Each of the records below must be reproduced verbatim.

══ MATERIAL FOR THIS EXERCISE ══

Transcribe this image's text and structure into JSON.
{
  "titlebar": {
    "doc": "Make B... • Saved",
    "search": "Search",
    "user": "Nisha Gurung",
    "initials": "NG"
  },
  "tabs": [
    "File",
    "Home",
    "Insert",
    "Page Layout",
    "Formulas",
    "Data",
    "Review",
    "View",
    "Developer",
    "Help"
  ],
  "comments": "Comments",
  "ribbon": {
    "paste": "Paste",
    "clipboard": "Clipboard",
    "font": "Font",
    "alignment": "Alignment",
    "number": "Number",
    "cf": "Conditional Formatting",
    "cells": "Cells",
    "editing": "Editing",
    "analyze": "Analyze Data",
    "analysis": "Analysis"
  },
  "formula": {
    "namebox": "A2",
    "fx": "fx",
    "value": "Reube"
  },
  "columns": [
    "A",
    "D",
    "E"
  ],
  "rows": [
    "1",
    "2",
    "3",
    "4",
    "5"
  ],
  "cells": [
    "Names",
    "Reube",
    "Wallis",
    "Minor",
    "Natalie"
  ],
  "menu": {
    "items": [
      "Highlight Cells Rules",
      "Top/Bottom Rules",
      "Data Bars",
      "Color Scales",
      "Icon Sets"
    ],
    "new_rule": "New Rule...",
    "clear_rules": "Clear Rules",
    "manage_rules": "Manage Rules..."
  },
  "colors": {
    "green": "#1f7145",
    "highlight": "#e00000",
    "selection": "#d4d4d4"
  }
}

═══

- TASK ANSWER
Transcribe this image's text and structure into JSON.
{
  "titlebar": {
    "doc": "Make B... • Saved",
    "search": "Search",
    "user": "Nisha Gurung",
    "initials": "NG"
  },
  "tabs": [
    "File",
    "Home",
    "Insert",
    "Page Layout",
    "Formulas",
    "Data",
    "Review",
    "View",
    "Developer",
    "Help"
  ],
  "comments": "Comments",
  "ribbon": {
    "paste": "Paste",
    "clipboard": "Clipboard",
    "font": "Font",
    "alignment": "Alignment",
    "number": "Number",
    "cf": "Conditional Formatting",
    "cells": "Cells",
    "editing": "Editing",
    "analyze": "Analyze Data",
    "analysis": "Analysis"
  },
  "formula": {
    "namebox": "A2",
    "fx": "fx",
    "value": "Reube"
  },
  "columns": [
    "A",
    "D",
    "E"
  ],
  "rows": [
    "1",
    "2",
    "3",
    "4",
    "5"
  ],
  "cells": [
    "Names",
    "Reube",
    "Wallis",
    "Minor",
    "Natalie"
  ],
  "menu": {
    "items": [
      "Highlight Cells Rules",
      "Top/Bottom Rules",
      "Data Bars",
      "Color Scales",
      "Icon Sets"
    ],
    "new_rule": "New Rule...",
    "clear_rules": "Clear Rules",
    "manage_rules": "Manage Rules..."
  },
  "colors": {
    "green": "#1f7145",
    "highlight": "#e00000",
    "selection": "#d4d4d4"
  }
}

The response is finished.